Website and app data records:
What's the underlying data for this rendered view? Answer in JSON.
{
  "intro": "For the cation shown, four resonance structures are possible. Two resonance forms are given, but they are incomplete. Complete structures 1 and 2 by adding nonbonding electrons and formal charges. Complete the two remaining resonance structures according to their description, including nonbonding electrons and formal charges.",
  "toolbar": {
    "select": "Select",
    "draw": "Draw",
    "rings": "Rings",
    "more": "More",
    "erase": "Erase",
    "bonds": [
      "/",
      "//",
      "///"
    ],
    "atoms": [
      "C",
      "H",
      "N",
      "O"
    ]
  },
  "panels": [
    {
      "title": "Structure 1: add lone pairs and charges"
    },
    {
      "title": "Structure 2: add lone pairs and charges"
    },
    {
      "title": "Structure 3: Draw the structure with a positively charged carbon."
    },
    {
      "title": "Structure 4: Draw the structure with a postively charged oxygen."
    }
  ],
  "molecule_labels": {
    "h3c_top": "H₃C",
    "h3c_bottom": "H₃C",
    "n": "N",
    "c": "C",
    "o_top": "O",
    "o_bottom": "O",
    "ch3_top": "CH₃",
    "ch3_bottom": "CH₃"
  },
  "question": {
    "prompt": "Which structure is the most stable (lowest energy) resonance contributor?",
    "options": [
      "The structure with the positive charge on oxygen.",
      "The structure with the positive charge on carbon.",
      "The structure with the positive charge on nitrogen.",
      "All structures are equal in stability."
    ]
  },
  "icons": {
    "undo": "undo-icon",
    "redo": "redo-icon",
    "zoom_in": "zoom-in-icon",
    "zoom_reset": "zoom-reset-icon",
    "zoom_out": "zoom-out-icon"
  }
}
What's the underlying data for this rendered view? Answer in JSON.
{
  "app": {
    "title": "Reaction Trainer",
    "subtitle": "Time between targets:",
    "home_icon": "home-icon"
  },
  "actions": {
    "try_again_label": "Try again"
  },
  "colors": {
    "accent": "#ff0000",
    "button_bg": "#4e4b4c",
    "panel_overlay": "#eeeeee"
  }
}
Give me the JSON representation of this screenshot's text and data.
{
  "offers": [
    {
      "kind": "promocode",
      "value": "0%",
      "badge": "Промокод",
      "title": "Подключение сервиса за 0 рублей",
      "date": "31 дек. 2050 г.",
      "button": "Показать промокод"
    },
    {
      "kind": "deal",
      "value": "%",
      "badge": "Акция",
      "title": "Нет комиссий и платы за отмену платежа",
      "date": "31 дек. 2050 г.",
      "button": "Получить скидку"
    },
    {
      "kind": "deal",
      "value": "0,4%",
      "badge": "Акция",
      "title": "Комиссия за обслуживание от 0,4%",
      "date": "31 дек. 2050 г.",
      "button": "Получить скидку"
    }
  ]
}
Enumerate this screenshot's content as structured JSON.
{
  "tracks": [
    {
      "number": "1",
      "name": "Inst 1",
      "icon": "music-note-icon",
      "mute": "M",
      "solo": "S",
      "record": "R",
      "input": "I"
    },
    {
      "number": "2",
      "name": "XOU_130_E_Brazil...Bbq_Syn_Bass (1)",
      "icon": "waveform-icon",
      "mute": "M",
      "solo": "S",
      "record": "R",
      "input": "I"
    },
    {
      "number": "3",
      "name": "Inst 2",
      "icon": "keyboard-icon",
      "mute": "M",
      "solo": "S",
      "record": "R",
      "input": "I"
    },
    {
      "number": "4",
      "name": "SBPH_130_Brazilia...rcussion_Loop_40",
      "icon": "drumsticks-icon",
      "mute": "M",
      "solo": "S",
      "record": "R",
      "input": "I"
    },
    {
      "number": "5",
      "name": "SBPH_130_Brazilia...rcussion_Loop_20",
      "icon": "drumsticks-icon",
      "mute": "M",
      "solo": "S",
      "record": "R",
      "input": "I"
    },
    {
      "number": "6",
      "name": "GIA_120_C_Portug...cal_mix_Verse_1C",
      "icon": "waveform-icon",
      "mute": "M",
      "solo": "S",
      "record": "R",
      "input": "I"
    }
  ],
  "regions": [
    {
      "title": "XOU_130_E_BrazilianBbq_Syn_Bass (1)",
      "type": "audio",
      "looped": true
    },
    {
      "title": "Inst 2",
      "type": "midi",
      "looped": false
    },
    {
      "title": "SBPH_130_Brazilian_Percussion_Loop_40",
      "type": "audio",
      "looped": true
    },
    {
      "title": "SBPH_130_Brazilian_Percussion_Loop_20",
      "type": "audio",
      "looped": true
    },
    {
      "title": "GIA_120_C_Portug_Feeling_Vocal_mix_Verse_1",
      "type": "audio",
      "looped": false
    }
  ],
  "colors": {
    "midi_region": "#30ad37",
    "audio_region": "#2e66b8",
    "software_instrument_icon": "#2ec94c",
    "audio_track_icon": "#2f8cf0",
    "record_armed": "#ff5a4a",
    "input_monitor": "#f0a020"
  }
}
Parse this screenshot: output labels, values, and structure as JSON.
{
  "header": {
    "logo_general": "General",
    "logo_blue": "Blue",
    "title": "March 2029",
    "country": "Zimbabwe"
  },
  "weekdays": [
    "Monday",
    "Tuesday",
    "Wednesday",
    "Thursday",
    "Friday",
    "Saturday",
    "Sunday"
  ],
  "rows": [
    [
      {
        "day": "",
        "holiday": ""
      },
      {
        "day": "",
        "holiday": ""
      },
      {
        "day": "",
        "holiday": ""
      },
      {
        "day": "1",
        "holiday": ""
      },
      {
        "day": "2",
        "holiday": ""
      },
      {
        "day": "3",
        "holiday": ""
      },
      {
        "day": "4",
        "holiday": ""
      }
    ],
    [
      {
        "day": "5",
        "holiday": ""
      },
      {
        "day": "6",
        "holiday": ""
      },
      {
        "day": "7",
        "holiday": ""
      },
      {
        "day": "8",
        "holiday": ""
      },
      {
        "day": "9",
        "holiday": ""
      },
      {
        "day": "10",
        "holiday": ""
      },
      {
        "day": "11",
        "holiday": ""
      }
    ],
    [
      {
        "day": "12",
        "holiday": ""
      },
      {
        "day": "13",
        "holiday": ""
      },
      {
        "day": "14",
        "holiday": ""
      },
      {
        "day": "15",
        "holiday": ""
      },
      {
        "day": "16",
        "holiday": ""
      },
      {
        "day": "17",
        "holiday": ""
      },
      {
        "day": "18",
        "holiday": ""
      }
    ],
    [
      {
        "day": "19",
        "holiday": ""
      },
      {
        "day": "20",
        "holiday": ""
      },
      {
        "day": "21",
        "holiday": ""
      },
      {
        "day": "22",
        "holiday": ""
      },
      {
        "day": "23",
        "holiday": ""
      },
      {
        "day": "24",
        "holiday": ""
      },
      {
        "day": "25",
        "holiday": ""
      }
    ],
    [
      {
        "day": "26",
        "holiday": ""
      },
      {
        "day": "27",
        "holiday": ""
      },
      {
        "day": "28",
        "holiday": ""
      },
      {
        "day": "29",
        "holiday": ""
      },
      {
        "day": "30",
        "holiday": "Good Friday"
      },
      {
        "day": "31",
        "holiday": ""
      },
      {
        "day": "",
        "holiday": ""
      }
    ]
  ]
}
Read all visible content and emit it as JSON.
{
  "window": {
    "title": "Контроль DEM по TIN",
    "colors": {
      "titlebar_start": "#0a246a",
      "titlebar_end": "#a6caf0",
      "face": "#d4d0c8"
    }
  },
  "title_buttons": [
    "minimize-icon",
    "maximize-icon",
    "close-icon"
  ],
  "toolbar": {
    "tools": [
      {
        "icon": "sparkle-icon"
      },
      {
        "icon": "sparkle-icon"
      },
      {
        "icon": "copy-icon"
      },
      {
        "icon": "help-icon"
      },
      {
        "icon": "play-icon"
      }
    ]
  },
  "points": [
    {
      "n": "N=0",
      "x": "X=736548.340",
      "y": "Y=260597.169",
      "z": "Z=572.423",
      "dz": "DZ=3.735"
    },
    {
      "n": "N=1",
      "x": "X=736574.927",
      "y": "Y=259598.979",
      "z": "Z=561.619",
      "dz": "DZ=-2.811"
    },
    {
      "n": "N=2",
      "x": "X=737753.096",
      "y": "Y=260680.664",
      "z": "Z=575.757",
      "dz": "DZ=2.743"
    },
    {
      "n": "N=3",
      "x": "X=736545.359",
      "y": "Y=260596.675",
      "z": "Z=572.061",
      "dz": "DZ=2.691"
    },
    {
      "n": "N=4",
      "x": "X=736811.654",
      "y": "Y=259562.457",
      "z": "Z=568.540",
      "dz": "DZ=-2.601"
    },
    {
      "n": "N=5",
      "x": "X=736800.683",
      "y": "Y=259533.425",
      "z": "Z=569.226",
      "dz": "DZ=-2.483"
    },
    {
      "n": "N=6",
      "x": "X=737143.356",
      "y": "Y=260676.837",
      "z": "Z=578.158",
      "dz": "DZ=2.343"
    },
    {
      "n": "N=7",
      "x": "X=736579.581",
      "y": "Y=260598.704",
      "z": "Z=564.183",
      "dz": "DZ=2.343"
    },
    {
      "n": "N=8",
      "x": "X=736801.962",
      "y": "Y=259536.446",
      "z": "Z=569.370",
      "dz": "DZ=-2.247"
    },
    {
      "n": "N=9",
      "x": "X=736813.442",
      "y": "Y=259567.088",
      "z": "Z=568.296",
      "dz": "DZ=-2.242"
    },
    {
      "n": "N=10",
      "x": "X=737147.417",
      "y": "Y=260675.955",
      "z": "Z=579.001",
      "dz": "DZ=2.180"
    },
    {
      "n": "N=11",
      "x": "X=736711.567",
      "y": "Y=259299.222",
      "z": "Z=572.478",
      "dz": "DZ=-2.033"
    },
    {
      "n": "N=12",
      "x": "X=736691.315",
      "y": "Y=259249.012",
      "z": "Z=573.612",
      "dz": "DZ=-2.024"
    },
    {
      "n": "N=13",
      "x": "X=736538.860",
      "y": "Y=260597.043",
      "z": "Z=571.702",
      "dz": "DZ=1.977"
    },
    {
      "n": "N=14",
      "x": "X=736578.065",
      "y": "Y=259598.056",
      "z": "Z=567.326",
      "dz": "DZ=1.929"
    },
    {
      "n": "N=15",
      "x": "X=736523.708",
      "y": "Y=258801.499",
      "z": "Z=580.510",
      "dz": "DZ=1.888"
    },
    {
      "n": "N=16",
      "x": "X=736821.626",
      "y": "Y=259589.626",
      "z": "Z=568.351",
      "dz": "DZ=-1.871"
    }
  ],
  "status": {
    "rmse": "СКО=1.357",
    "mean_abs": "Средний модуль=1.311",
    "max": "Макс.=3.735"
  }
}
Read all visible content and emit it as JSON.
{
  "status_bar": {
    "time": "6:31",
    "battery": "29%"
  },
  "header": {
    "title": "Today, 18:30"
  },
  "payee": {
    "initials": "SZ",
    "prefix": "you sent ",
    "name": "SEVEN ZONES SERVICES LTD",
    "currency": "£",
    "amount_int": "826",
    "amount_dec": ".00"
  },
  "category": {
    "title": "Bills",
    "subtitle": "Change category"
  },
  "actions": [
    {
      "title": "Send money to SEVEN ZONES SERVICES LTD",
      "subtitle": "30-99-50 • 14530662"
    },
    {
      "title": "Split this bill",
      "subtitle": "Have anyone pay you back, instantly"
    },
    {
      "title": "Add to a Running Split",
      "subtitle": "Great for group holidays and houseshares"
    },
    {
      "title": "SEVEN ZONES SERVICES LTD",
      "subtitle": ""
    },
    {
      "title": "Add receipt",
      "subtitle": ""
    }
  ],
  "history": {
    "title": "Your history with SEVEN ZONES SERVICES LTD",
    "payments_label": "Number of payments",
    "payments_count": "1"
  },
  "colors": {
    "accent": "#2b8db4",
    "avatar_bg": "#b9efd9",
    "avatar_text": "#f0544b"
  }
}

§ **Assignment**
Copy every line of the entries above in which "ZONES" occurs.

§ **Response to the task**
    "name": "SEVEN ZONES SERVICES LTD",
      "title": "Send money to SEVEN ZONES SERVICES LTD",
      "title": "SEVEN ZONES SERVICES LTD",
    "title": "Your history with SEVEN ZONES SERVICES LTD",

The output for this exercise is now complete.